North Korea conducted a series of missile launches and nuclear test blasts from July and its leader Kim Yong-Un threatened the United States with annihilation. That, in turn, caused Trump and later his generals to threaten North Korea with nuclear war and China with trade boycott. The EU, China and Russia called on the US to negotiate with North Korea to reduce the risk of war, but it rejected the Trump administration and instead used the UN Security Council to adopt ever tougher sanctions on North Korea. Everyone knew that the sanctions would only aggravate the crisis. 2 million Koreans were killed during the Korean War, and the war has not yet ended. Only a ceasefire agreement has been signed. For North Korea, it was a matter of survival. For Trump, it was a matter of using the tightened security situation in the northeastern region of Asia to increase US arms exports to Japan and South Korea in particular.
In July, the Trump administration voted down its proposal in Congress to bury Obamacare for the third time. A few weeks later, he got the Republican Party thrown after his statements about the Nazi violence in Charlottesville. In September, therefore, instead went into negotiations with the Democrats for legislation to replace the DACCA legislation that Obama had introduced in 2012 by decree protecting children of illegal immigrants in the United States. The consequence of the deal with the Democrats was that Trump’s own right-wing hinterland was thrown into deep disillusionment. They saw it as a betrayal on the part of Trump about the election promise to throw all illegal immigrants out of the United States – including the children. However, the political key in the process was that the president positioned himself as almost totally politically isolated.
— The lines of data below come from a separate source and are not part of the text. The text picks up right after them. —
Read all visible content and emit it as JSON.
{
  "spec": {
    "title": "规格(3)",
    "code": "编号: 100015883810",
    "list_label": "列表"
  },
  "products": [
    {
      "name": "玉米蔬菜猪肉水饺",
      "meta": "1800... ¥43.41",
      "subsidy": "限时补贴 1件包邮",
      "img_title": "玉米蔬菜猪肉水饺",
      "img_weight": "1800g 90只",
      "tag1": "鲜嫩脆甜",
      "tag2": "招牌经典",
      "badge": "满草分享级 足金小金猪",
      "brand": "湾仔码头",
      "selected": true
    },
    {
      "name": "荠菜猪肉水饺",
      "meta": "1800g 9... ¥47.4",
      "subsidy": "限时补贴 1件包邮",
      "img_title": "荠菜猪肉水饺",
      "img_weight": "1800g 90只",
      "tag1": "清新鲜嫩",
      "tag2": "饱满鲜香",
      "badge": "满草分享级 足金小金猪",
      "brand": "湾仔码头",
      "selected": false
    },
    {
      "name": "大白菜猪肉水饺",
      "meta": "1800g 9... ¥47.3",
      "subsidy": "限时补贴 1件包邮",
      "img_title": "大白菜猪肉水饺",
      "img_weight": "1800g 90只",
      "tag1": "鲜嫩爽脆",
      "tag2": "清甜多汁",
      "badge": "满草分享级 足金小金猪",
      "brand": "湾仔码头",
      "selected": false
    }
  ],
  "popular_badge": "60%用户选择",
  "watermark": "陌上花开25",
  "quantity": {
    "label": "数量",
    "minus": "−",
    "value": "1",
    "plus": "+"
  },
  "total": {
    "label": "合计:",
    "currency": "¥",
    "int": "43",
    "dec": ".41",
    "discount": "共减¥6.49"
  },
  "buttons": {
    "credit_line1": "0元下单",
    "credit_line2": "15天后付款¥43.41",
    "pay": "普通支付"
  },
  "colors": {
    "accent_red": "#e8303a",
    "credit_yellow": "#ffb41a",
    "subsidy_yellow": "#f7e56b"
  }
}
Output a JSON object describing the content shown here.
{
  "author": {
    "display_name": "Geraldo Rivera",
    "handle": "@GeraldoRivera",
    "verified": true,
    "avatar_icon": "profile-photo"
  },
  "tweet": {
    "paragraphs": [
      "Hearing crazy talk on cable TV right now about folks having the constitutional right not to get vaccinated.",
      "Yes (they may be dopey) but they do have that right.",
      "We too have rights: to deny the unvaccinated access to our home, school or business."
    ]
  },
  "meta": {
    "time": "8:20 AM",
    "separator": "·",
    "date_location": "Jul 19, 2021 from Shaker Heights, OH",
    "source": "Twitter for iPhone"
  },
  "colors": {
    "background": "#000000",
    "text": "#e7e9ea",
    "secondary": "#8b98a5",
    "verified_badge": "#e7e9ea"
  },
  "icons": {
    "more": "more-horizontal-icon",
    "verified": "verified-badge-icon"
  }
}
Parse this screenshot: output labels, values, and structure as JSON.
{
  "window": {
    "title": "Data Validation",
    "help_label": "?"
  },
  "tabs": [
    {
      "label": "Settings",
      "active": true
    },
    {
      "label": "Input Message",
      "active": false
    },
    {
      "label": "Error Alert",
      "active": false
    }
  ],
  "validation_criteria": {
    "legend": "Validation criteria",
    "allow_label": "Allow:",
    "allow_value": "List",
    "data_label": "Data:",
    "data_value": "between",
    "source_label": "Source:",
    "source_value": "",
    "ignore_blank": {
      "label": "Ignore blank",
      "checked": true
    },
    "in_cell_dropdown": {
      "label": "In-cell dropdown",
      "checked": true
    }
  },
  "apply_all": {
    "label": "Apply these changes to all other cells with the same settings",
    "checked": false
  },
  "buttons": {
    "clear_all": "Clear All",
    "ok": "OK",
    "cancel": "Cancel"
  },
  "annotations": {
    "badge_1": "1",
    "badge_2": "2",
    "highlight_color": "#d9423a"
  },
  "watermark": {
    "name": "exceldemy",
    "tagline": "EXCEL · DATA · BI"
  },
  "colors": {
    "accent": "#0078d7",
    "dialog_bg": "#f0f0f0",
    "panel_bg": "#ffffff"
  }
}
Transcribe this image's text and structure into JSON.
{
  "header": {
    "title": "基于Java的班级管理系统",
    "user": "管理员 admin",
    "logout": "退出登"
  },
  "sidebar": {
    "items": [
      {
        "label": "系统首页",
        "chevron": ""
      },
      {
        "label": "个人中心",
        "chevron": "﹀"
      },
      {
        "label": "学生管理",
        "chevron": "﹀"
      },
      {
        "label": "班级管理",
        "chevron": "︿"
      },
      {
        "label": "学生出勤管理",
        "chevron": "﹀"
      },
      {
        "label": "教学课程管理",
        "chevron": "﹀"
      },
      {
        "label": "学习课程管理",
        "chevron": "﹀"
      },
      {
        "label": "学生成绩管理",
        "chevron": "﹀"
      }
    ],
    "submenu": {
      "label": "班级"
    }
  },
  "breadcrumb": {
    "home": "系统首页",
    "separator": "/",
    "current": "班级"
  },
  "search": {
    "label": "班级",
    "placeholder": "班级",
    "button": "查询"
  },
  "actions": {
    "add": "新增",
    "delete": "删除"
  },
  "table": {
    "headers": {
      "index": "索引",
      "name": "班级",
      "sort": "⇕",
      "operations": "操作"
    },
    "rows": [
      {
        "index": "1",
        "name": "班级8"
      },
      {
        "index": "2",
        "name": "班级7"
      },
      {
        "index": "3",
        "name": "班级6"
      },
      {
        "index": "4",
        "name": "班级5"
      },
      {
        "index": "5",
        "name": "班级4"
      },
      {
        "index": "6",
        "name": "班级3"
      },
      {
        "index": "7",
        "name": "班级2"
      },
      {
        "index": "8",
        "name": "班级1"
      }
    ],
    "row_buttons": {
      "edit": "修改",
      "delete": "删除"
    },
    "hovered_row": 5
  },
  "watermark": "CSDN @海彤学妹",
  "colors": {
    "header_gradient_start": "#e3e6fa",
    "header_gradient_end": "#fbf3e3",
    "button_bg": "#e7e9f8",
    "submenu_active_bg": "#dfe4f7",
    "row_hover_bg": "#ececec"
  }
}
Isolated from its right-wing voter base, isolated from the Republican Party, which should formally be his political base, but also isolated from the Democrats who basically hated him like the plague. The president’s narcissism alienated him from his original base and threw him into the arms of his enemies from yesterday. The political amateur proved unable to achieve political results, was unable to understand or formulate politics that required more than 140 characters, but was still the man with his finger on the superpower’s nuclear trigger.
Trump threatened to invade Venezuela in August. Both Secretary of State Tillerson and his security advisers tried to talk him off the plan. In vain. Only when the president of the United States sound states in Latin America a few weeks later also turned his thumb down to Trump’s proposal, it was abandoned. (Trump repeatedly suggested invading Venezuela, stunning top aides – report, Guardian 4/7 2018)
Trump spoke in September as one of the first at the UN General Assembly. The speech was one of a host of threats to countries around the world. Strongest against North Korea, which he threatened with total annihilation. The UN is the organization of peace, and the speech was explicitly contrary to the UN General Assembly Rules of Procedure, which prohibits threats to other countries. Never before in the history of the organization had such an aggressive speech been held. It was greeted by alarming silence from world leaders – except for Israel, which welcomed the threats to Iran. Trump was unable to recall the name of North Korea’s head of state, Kim Jong-un, so this one was referred to as “Rocket Man.” The speech marked that the president was out of educational reach and had managed to isolate the United States from almost every other country in the world. (Donald Trump threatens to ‘totally destroy’ North Korea in UN speech, Guardian 19/9 2017; A blunt, fearful rant: Trump’s UN speech left presidential norms in the dust, Guardian 19/9 2017)
In September, according to ehotelat, Puerto Rico was hit twice by a Category 5 hurricane that caused enormous devastation and left tens of thousands homeless. Trump’s response was that the Puerto Ricans themselves had been out about it because their finances were in a miserable constitution.
In October, the United States government presented plans for a significant breach of the nuclear disarmament process initiated 30 years earlier. The plan was in line with Trump’s plans for economic development of the country through armaments and arms sales to the rest of the world. It was presented as a “modernization” of the superpower’s nuclear arsenal. As part of the build-up, a new blast head with lower burst force was to be developed for mounting on ballistic missiles. It was part of the illusion that a “limited nuclear war” would be possible. Something scientists and military strategists had already agreed 30 years earlier was impossible. Next, the Tomahawk cruise missiles that were placed in the moth bag 4 years earlier were to be retrieved and made ready for operation. Thirdly, the time needed to resume the US test blasting program should be reduced from the current 3 years. The trial program was placed in the mole bag 30 years earlier because computer simulations were far more reliable. Fourth, the threshold for when the United States would use nuclear weapons should be lowered. It was last modified by Obama in 2010, stating that the United States would only use its nuclear weapons in “extreme circumstances to defend its vital interests, allies and partners,” and never against states that did not have nuclear weapons and who otherwise complied with the non-proliferation agreement. Vice President Pence took the opportunity to declare that the best guarantor of world peace was the US nuclear arsenal. (Trump team drawing up fresh plans to bolster US nuclear arsenal, Guardian 29/10 2017)